Although this event took place during the ‘Tikun’ of Shavuot in 1777, it illustrates the general messianic ethos of this group of Chassidim in Brody that instilled fear into the hearts of the mainstream rabbinate. They would have had wind of such activities, or the potential thereof, five years earlier when in 1772 they initiated their campaign of anti-Chassidic bans. It seems that, as Altshuler points out, the main concern of the rabbis of Brody was this type of mystical messianism and they were afraid of a repetition of similar patterns of messianic fervour that had emerged a century before.






[1] Altshuler, M., 2004, ‘The First Tzaddik of Hasidism: The Zlotchover Magid and His Circle’, Jewish Studies Quarterly, vol. 11, no. 1/2, Mohr Siebeck GmbH & Co. KG, 127-193.

[2] Wilensky, M., 1970, Hasidim u-Mitnagdim, le-Toldot ha-Pulmos she-Beineihem ba-Sha- nim 5532-5575, Volume 1 [Hasidim and Mitnagdim, A Chronicle of the Polemic Conducted Between Them During 1772-1815], Jerusalem.

[3] Assaf, D., 1996, "She-Yatz'ah Shmuah sheba Mashiach ben David: Or Hadash al Aliyat haChasidim biShnat 5537" ["The Rumor Spread that the Messiah of Davidic Descent Had Arrived: A New Light on the Chasidic immigration in 1777"], Zion 61, 328.

[4] Likutim Yekarim, Lemberg 1792, 25b; Jerusalem 1974, 129a.

[5] Liebes, Y., 1994, "Zohar ve-Eros" ["Zohar and Eros"], Alpayim 9, 79-80.

[6] Halamish, M., 1978, ‘Gilgulav shel Minhag Kabbali, “Hareini Mekabel Alai Le- kayem Mitzvat Asseh shel ve-Ahavta le-Re'echa Kamocha”’ [‘The Permutations of a Kabbalistic Custom, “I Hereby Take It Upon Myself to Keep the Positive Commandment of And Thou Shalt Love Thy Neighbor As Thyself"], Kiryat Sefer, 53, 534-556.

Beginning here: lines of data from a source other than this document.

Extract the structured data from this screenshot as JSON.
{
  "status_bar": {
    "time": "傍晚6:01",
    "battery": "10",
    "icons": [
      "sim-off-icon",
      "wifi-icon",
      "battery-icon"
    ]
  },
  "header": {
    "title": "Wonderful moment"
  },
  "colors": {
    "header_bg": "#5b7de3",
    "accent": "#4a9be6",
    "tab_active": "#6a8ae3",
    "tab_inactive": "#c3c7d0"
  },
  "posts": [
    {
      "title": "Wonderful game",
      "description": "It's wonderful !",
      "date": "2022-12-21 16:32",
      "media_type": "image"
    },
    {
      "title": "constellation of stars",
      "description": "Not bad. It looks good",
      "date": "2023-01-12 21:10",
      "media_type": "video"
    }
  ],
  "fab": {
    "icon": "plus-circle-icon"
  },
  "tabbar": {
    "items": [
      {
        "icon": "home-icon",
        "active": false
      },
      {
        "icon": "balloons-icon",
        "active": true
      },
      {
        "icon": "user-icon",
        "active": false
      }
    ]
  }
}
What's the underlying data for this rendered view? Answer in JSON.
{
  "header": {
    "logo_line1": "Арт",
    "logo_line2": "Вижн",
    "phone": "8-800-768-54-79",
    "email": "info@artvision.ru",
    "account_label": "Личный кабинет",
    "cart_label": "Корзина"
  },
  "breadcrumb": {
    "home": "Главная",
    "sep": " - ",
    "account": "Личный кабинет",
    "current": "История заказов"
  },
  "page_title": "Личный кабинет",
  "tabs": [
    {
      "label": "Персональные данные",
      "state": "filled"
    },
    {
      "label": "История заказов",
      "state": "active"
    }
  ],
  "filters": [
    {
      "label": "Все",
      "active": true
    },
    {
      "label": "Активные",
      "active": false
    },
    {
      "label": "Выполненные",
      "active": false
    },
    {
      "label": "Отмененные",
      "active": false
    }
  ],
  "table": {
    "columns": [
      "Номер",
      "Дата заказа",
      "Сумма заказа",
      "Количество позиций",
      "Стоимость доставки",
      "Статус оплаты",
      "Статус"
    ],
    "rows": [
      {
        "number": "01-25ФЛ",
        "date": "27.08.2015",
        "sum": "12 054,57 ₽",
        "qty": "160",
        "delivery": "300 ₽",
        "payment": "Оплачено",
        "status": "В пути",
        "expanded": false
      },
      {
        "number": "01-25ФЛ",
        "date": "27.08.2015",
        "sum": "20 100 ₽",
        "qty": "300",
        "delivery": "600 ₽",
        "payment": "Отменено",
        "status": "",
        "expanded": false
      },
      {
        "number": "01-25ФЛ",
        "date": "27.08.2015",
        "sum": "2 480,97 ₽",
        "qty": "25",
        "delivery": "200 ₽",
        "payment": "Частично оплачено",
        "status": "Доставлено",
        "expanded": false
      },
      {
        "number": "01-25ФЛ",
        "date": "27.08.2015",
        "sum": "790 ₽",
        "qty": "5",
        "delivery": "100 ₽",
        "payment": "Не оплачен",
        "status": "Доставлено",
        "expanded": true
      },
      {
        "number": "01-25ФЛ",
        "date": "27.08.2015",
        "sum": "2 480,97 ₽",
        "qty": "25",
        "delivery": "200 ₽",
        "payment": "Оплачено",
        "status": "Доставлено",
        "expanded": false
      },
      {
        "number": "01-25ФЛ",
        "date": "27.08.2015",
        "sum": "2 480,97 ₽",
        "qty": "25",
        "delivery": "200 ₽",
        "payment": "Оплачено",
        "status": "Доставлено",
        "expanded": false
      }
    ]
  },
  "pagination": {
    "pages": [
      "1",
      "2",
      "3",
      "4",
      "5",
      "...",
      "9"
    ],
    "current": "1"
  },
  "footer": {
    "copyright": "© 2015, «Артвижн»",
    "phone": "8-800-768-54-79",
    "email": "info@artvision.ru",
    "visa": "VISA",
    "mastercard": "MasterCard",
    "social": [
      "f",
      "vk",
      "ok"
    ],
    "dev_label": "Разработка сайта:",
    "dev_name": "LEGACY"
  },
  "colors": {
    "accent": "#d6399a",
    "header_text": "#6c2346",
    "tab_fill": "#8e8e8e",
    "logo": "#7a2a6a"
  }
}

  1. Hello, I am not actually commenting on this article, but I figured I should try and reach out to you via the most recent article. I just want to know the source for for number 11 on this article:
    where is this responsum? Is at all related to that famous Raavid teshuvah we he discusses Rambam banning the silent amidah? Thank you.

  2. Hi R. Moshe
    If my referencing is correct, I think you will find it in the four-volume set of: "R. Moses b. Maimon: Responsa," Edited by J. Blau. 1957–61 and 1986 (# 256, 473–76, and # 291, 548).

  3. I must say, a shudder runs through me when I read these posts. How did we survive this and move past it? Some of these claims sound utterly deranged and heretical.

  4. There were very distinguished men who stood athwart unnaturally & gave of themselves firm decades in opposition .
    They could have avoided the difficulties choosing to escape to ivory towers (or blogs that satisfy their dabbling whim) but nobly sacrificed instead though they were aware they would be condemned far more than appreciated